Business is business, and there are simple rules one can expect in any transaction — or at least there should be. Unfortunately, some in the Senate want to take away the right of American pharmaceutical companies to say “deal” or “no deal” when selling drugs to foreign countries. Today, the Senate is expected to vote on S. 1082. The vote will determine whether to authorize the importation of medicines from other countries. But hidden in an amendment to this legislation is a “forced sale” provision that would not only cause enormous harm to the health-care industry, but set a dangerous precedent for government interference into private business deals.
“Forced sale” is quite simple — the government forces an American company to sell its wares to any foreign firm planning to export those wares back to the United States. Not only would the U.S. company be unable to walk away from the table, but it would have to sell at the lowest price charged to any other firm in that country. Further, the quantity sold must be at least as large as that provided to any other foreign buyer in that country.
This forced-sale provision isn’t just anti-American. It’s an unprecedented intrusion of the federal government into the operations of U.S. companies.
Through forced sale, the government decides to whom a company will sell its goods, how much of those goods it will sell, and for what price. And if the company refuses to comply with the U.S. government’s requirements for its transactions and operations in the foreign market, it will be prosecuted in American courts under American law.

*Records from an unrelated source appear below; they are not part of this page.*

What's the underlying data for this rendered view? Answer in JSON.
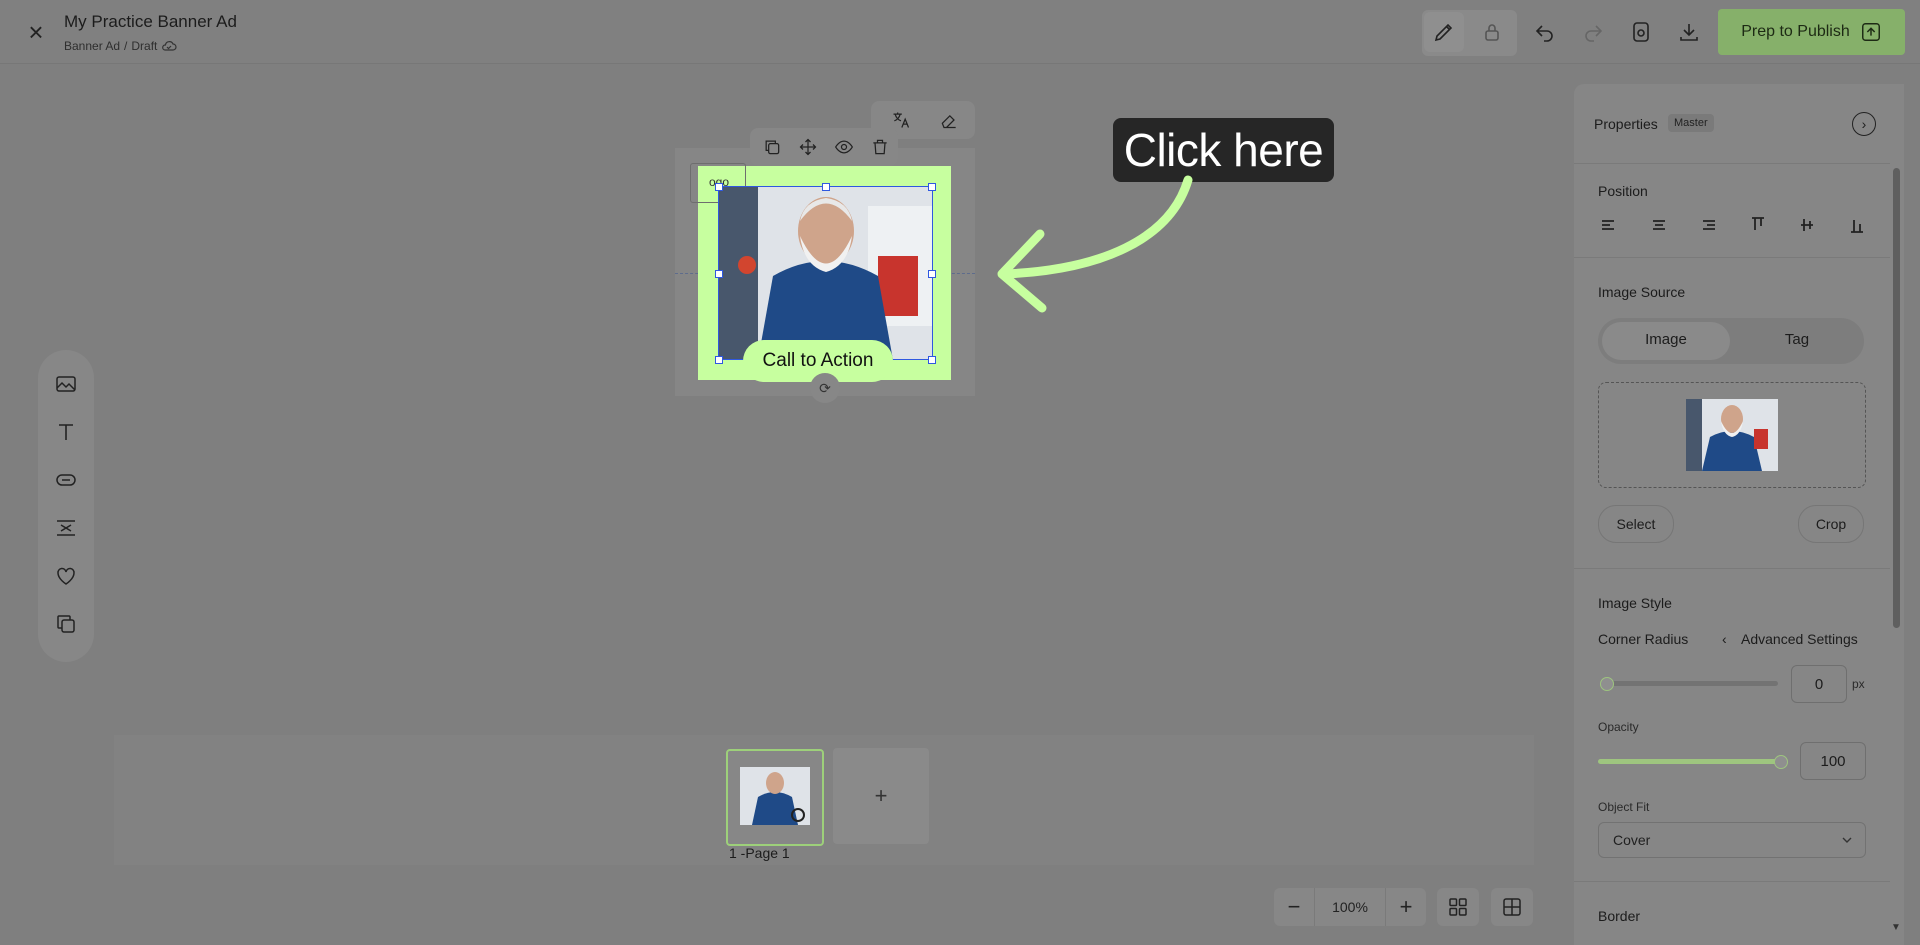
{
  "header": {
    "title": "My Practice Banner Ad",
    "breadcrumb_type": "Banner Ad",
    "breadcrumb_sep": "/",
    "breadcrumb_status": "Draft",
    "publish_label": "Prep to Publish"
  },
  "canvas": {
    "logo_text": "ogo",
    "cta_label": "Call to Action"
  },
  "annotation": {
    "label": "Click here"
  },
  "pages": {
    "items": [
      {
        "label": "1 -Page 1"
      }
    ],
    "add_label": "+"
  },
  "zoom": {
    "minus": "−",
    "value": "100%",
    "plus": "+"
  },
  "properties": {
    "title": "Properties",
    "badge": "Master",
    "position_title": "Position",
    "image_source_title": "Image Source",
    "tabs": [
      "Image",
      "Tag"
    ],
    "select_label": "Select",
    "crop_label": "Crop",
    "image_style_title": "Image Style",
    "corner_radius_label": "Corner Radius",
    "advanced_label": "Advanced Settings",
    "corner_radius_value": "0",
    "corner_radius_unit": "px",
    "opacity_label": "Opacity",
    "opacity_value": "100",
    "object_fit_label": "Object Fit",
    "object_fit_value": "Cover",
    "border_title": "Border"
  },
  "colors": {
    "accent": "#c7ff9f",
    "selection": "#2f58e0",
    "tooltip_bg": "#262626"
  },
  "icons": [
    "close-icon",
    "pencil-icon",
    "lock-icon",
    "undo-icon",
    "redo-icon",
    "preview-icon",
    "download-icon",
    "publish-icon",
    "image-icon",
    "text-icon",
    "button-icon",
    "spacer-icon",
    "heart-icon",
    "layers-icon",
    "duplicate-icon",
    "move-icon",
    "eye-icon",
    "trash-icon",
    "translate-icon",
    "eraser-icon",
    "rotate-icon",
    "grid-icon",
    "layout-icon",
    "chevron-right-icon",
    "chevron-left-icon",
    "chevron-down-icon"
  ]
}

Sound kooky? It should, and it has been recognized as such throughout U.S. history.
Federal courts have traditionally protected patent and contract rights — the very rights under assault by a forced-sale provision. It’s common sense to think that a business has the right not to sell a product or the right “to exercise.discretion as to the parties with whom he will deal,” as the Supreme Court put it in 1919. But forced-sale provisions revoke these very integral principles of how business is conducted.
Proponents of forced sale argue that it’s the only way to make sure that pharmaceutical companies allow the free flow of their drugs from foreign markets, where prices are cheaper, to the American market, where brand-name drugs tend to cost more. It’s just free trade, they say.
To the contrary, it is just another form of government-managed trade.
The current prohibition against importation of pharmaceuticals back into the United States is controversial. But whatever one’s opinion on the economic justification for the current importation ban, no free-trader could possibly support coupling its repeal with a forced-sale provision.
If buyers of prescription drugs are to have the right to reimport prescription drugs back into the United States, then certainly sellers of prescription drugs must be free to determine the terms upon which they will export those drugs to begin with, including whether they will continue to export them at all and to whom they will sell them.
Otherwise, the U.S. government would simply be setting prices on drugs sold in America by importing foreign price controls into American regulatory law.
Free trade is based on the notion that buyer and seller mutually consent to a price. Drugs are cheap in foreign countries because foreign governments place Soviet-style price controls on the drugs in question. Most pharmaceutical companies play along with such mandated prices, selling a finite number of drugs to the foreign market in order to avoid having their patents revoked — and their products stolen — by foreign governments. It’s a consensual business deal, if a bit coerced.
On the other hand, instructing a pharmaceutical company to sell unlimited quantities of its drugs to a foreign firm at the price legally mandated in that country hardly constitutes a consensual transaction. Forced trade is far from free trade.
And the supposed justification for forced sale — that it will lead to lower drug prices for American consumers — doesn’t stand up under scrutiny. A London School of Economics study showed that, in Europe, which allows importation of drugs across national borders, middlemen made enormous profits transporting from low-price markets to high-price markets. Consumers, on the other hand, saw no savings.
After all, forced sale doesn’t mandate the price consumers will pay; it just mandates the price that the exporting middleman will pay.
If forced sale is crippling to American businesses and of no benefit to American consumers, then why would Congress try to enshrine such a principle into law? That’s a question that the Senate should seriously ponder today when confronted with the folly of forced sale.
– Lawrence A. Hunter is the former staff director of the Joint Economic Committee and the former chief economist of the U.S. Chamber of Commerce. He currently serves as a consultant to the pharmaceutical industry.